* [What to produce]: Filter these entries down to lines holding "Settings".
(Information begins)
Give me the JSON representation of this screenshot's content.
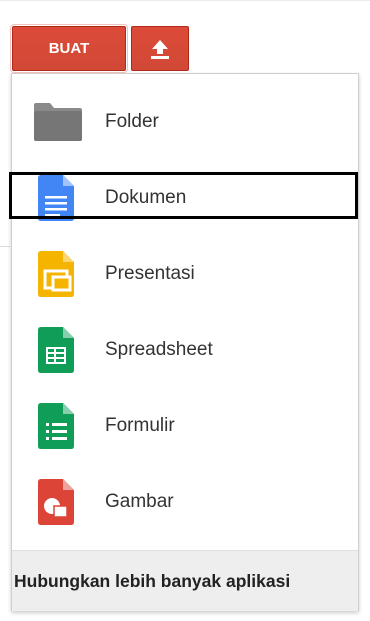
{
  "toolbar": {
    "create_label": "BUAT",
    "upload_icon": "upload-icon"
  },
  "menu": {
    "items": [
      {
        "label": "Folder",
        "icon": "folder-icon"
      },
      {
        "label": "Dokumen",
        "icon": "document-icon"
      },
      {
        "label": "Presentasi",
        "icon": "presentation-icon"
      },
      {
        "label": "Spreadsheet",
        "icon": "spreadsheet-icon"
      },
      {
        "label": "Formulir",
        "icon": "form-icon"
      },
      {
        "label": "Gambar",
        "icon": "drawing-icon"
      }
    ],
    "footer_label": "Hubungkan lebih banyak aplikasi"
  },
  "colors": {
    "accent": "#d14836",
    "folder": "#8a8a8a",
    "document": "#4285f4",
    "presentation": "#f4b400",
    "spreadsheet": "#0f9d58",
    "form": "#0f9d58",
    "drawing": "#db4437"
  }
}
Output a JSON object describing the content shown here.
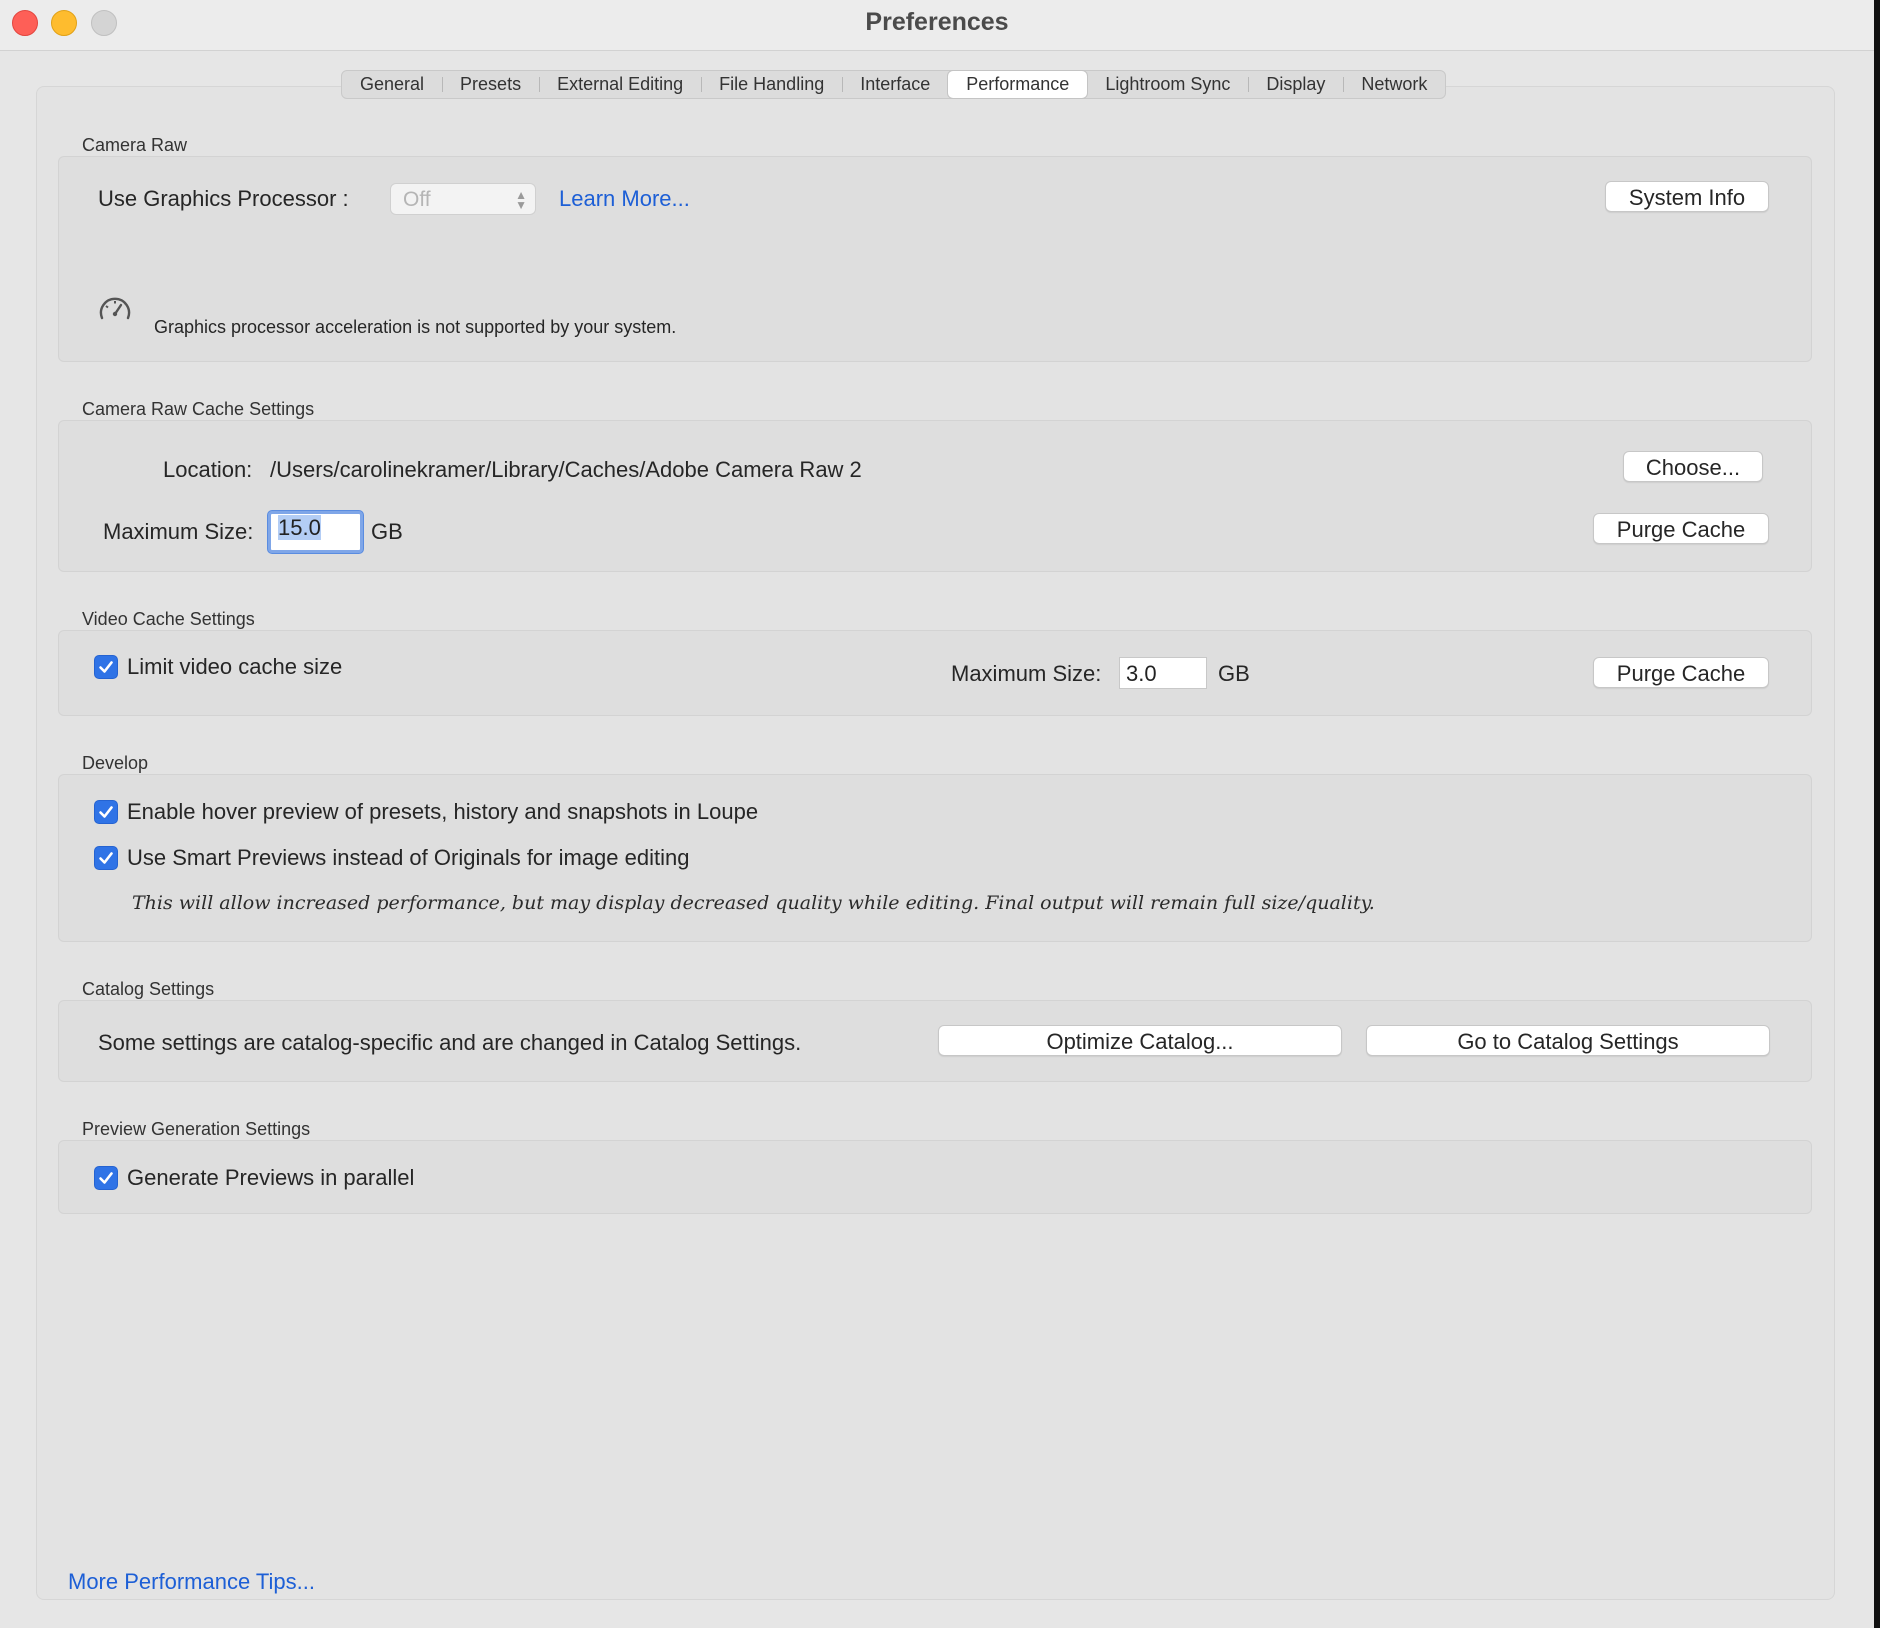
{
  "window": {
    "title": "Preferences"
  },
  "tabs": [
    {
      "label": "General"
    },
    {
      "label": "Presets"
    },
    {
      "label": "External Editing"
    },
    {
      "label": "File Handling"
    },
    {
      "label": "Interface"
    },
    {
      "label": "Performance",
      "active": true
    },
    {
      "label": "Lightroom Sync"
    },
    {
      "label": "Display"
    },
    {
      "label": "Network"
    }
  ],
  "camera_raw": {
    "title": "Camera Raw",
    "gpu_label": "Use Graphics Processor :",
    "gpu_value": "Off",
    "learn_more": "Learn More...",
    "system_info": "System Info",
    "gauge_icon": "gauge-icon",
    "message": "Graphics processor acceleration is not supported by your system."
  },
  "cache": {
    "title": "Camera Raw Cache Settings",
    "location_label": "Location:",
    "location_value": "/Users/carolinekramer/Library/Caches/Adobe Camera Raw 2",
    "choose": "Choose...",
    "max_label": "Maximum Size:",
    "max_value": "15.0",
    "unit": "GB",
    "purge": "Purge Cache"
  },
  "video": {
    "title": "Video Cache Settings",
    "limit_label": "Limit video cache size",
    "limit_checked": true,
    "max_label": "Maximum Size:",
    "max_value": "3.0",
    "unit": "GB",
    "purge": "Purge Cache"
  },
  "develop": {
    "title": "Develop",
    "hover_label": "Enable hover preview of presets, history and snapshots in Loupe",
    "smart_label": "Use Smart Previews instead of Originals for image editing",
    "note": "This will allow increased performance, but may display decreased quality while editing. Final output will remain full size/quality."
  },
  "catalog": {
    "title": "Catalog Settings",
    "text": "Some settings are catalog-specific and are changed in Catalog Settings.",
    "optimize": "Optimize Catalog...",
    "goto": "Go to Catalog Settings"
  },
  "preview": {
    "title": "Preview Generation Settings",
    "parallel_label": "Generate Previews in parallel"
  },
  "footer": {
    "tips_link": "More Performance Tips..."
  },
  "colors": {
    "accent": "#2f73e6",
    "link": "#1d5fd6",
    "close": "#fe5f57",
    "minimize": "#febc2e"
  }
}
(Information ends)
* [Exercise answer]:
    "title": "Camera Raw Cache Settings",
    "title": "Video Cache Settings",
    "title": "Catalog Settings",
    "text": "Some settings are catalog-specific and are changed in Catalog Settings.",
    "goto": "Go to Catalog Settings"
    "title": "Preview Generation Settings",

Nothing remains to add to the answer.